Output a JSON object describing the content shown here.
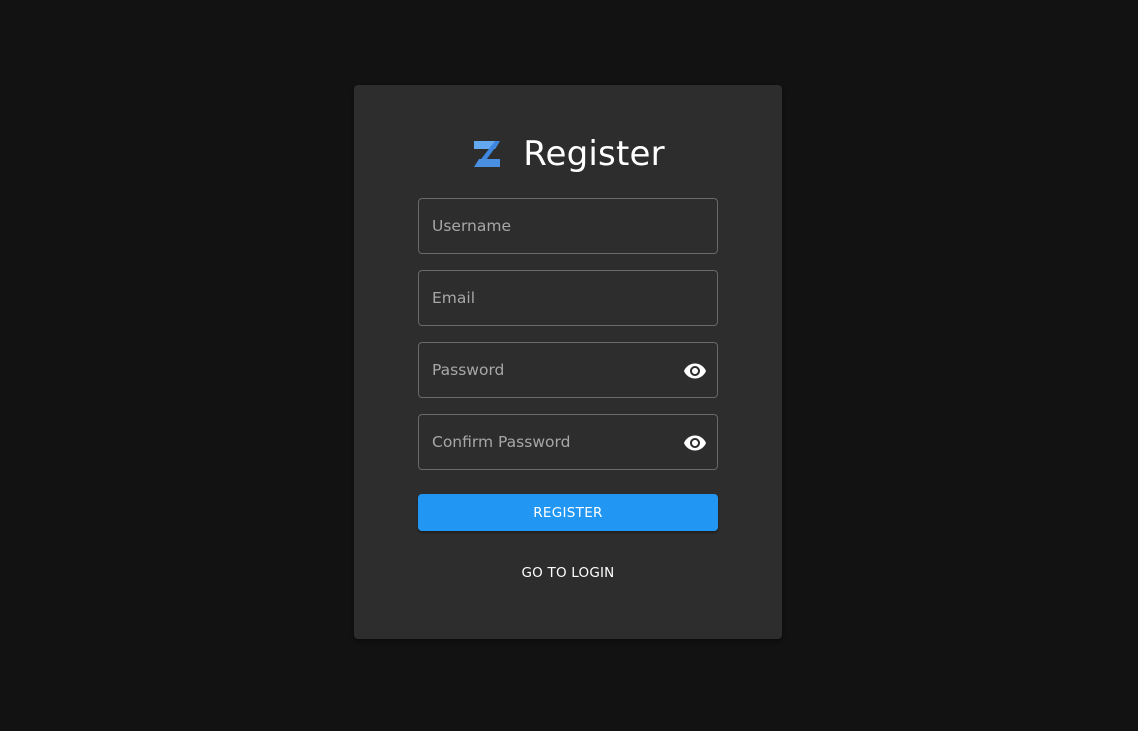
{
  "page": {
    "title": "Register",
    "logo_icon": "z-logo-icon",
    "accent_color": "#2196f3",
    "logo_color": "#4a90e2"
  },
  "form": {
    "username": {
      "placeholder": "Username",
      "value": ""
    },
    "email": {
      "placeholder": "Email",
      "value": ""
    },
    "password": {
      "placeholder": "Password",
      "value": "",
      "icon": "eye-icon"
    },
    "confirm_password": {
      "placeholder": "Confirm Password",
      "value": "",
      "icon": "eye-icon"
    },
    "register_label": "REGISTER",
    "go_to_login_label": "GO TO LOGIN"
  }
}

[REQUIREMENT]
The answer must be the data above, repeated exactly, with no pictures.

[TASK ANSWER]
Output a JSON object describing the content shown here.
{
  "page": {
    "title": "Register",
    "logo_icon": "z-logo-icon",
    "accent_color": "#2196f3",
    "logo_color": "#4a90e2"
  },
  "form": {
    "username": {
      "placeholder": "Username",
      "value": ""
    },
    "email": {
      "placeholder": "Email",
      "value": ""
    },
    "password": {
      "placeholder": "Password",
      "value": "",
      "icon": "eye-icon"
    },
    "confirm_password": {
      "placeholder": "Confirm Password",
      "value": "",
      "icon": "eye-icon"
    },
    "register_label": "REGISTER",
    "go_to_login_label": "GO TO LOGIN"
  }
}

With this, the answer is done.